Task instructions: Among the entries below, count the lines that contain the word "Property". Write down only the total.

Given information:
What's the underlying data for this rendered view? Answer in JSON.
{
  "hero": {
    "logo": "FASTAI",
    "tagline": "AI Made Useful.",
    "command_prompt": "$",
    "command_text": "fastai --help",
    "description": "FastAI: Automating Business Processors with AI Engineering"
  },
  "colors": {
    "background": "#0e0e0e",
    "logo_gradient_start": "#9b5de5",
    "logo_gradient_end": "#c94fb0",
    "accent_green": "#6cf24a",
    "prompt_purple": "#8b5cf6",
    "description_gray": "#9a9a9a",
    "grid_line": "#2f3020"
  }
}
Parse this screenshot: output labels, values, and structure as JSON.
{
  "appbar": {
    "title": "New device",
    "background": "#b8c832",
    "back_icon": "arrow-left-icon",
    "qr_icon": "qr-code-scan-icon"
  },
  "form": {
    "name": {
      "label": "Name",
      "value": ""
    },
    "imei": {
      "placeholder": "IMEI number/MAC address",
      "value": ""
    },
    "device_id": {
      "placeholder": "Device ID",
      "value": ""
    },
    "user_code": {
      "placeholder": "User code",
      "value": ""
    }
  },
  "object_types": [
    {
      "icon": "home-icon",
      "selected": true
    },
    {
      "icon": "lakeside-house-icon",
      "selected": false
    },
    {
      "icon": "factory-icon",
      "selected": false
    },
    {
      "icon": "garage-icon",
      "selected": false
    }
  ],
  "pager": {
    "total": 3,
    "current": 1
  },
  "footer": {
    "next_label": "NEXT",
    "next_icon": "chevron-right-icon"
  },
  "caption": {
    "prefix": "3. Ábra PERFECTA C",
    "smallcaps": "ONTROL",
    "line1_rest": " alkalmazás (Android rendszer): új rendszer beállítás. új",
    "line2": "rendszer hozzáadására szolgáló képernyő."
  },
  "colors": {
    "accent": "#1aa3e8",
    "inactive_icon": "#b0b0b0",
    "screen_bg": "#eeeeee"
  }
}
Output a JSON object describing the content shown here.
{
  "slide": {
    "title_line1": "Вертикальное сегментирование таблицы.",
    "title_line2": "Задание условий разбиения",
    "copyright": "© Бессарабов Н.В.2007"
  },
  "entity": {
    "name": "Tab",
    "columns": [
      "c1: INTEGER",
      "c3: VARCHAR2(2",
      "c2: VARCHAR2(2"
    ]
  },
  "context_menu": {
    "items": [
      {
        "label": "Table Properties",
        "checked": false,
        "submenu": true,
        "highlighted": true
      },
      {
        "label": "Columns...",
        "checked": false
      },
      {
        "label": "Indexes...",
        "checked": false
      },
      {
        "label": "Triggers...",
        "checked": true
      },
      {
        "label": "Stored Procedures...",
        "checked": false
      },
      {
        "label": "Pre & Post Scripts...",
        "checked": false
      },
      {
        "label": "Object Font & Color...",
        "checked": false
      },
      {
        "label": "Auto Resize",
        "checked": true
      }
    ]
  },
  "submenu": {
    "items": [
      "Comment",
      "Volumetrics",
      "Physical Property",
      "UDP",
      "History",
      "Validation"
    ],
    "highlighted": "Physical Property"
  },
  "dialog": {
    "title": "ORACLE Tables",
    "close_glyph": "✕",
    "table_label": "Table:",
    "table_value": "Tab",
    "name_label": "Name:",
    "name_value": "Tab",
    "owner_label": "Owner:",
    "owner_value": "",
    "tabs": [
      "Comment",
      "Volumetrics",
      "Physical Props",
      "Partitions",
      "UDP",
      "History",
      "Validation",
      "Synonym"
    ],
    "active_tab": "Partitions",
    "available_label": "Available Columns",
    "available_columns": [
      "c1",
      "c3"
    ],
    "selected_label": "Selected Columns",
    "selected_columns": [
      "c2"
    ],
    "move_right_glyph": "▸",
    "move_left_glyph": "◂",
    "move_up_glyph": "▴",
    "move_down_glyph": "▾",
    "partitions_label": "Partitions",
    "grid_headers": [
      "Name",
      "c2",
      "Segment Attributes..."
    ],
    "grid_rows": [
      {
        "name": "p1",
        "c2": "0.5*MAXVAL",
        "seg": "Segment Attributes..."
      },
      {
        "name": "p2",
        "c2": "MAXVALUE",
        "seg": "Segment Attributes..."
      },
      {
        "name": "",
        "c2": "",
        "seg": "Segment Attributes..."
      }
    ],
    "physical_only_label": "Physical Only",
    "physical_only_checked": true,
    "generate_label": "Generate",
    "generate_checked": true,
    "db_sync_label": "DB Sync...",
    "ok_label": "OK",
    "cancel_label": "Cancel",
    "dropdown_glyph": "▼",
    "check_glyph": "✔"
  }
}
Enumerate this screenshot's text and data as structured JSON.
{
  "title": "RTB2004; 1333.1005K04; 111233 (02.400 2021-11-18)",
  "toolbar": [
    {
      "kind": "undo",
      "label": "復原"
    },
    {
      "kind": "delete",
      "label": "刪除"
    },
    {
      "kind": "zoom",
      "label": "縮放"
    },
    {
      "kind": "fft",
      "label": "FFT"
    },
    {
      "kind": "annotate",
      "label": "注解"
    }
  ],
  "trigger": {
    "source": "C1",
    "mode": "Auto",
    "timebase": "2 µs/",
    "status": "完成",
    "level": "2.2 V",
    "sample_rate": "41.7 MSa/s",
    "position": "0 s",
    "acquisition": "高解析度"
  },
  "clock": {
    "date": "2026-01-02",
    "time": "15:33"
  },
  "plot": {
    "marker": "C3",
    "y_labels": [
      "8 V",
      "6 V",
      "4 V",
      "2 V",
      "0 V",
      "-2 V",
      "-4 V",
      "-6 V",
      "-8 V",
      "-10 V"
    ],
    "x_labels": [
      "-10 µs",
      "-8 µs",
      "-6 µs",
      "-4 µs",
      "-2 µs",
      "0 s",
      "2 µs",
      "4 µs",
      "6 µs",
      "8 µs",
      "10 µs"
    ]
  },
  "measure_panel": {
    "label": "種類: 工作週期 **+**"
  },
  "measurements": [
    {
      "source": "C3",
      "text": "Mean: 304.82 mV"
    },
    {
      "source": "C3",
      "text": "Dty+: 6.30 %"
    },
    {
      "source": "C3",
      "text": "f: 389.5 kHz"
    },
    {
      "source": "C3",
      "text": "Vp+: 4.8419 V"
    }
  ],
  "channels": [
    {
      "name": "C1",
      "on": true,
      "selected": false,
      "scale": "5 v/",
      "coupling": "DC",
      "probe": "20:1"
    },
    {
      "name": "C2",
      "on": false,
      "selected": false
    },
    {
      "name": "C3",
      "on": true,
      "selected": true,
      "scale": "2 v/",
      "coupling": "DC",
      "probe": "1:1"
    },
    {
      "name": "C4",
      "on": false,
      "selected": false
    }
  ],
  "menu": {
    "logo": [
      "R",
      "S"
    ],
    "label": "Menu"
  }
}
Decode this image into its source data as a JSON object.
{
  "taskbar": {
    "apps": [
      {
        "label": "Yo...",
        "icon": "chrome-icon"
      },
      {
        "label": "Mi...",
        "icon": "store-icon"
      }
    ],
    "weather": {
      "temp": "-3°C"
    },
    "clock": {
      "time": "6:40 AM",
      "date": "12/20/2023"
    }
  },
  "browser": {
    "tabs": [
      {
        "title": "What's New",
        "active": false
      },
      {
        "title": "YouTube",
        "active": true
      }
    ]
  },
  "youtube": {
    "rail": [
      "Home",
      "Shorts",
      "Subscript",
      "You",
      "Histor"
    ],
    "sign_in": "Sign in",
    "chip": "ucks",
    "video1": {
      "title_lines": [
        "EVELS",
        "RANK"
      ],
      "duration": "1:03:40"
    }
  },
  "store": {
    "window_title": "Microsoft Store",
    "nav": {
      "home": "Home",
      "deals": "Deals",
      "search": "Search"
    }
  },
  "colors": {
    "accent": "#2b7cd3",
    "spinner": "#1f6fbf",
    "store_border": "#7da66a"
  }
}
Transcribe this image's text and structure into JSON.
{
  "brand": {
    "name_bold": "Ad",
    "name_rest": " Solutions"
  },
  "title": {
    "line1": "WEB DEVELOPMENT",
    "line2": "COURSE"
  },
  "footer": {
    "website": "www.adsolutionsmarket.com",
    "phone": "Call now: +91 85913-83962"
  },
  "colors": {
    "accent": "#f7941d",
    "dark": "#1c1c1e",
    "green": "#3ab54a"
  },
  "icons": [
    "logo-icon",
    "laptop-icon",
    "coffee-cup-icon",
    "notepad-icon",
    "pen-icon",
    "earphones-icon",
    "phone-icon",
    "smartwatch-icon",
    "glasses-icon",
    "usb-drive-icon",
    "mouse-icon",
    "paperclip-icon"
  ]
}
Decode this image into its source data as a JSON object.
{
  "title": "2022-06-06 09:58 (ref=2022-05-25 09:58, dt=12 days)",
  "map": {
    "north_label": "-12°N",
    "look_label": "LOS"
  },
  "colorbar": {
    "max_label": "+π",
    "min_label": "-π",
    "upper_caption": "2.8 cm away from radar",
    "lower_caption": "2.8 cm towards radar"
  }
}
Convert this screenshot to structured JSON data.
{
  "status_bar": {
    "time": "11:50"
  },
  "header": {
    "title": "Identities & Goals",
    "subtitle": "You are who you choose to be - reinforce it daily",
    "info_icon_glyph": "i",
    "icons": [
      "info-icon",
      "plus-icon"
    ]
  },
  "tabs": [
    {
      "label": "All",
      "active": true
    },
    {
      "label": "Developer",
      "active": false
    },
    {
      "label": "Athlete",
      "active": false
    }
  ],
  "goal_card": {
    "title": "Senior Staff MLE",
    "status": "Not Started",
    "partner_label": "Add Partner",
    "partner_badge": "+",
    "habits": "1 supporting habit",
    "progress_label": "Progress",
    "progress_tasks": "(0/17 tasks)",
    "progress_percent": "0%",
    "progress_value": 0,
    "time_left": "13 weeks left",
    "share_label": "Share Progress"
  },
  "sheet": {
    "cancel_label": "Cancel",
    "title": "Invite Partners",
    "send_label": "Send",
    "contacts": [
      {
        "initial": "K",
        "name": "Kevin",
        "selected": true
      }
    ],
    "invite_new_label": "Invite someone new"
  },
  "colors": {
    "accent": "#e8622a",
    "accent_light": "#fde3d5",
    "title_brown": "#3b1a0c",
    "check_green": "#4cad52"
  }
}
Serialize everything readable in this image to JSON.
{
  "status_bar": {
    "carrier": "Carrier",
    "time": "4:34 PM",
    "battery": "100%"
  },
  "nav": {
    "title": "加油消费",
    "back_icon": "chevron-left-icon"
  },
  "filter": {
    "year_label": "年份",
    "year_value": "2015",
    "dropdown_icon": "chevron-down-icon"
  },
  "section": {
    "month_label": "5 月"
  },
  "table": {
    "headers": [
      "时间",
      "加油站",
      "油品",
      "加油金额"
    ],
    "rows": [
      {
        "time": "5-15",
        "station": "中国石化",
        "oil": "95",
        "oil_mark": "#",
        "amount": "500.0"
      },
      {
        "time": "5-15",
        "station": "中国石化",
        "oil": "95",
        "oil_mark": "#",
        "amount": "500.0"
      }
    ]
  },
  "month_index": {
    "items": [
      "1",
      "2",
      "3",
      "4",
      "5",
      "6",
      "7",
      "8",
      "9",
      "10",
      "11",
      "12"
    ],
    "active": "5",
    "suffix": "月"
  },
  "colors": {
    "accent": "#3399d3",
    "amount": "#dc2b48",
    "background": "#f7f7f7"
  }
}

Answer section: 2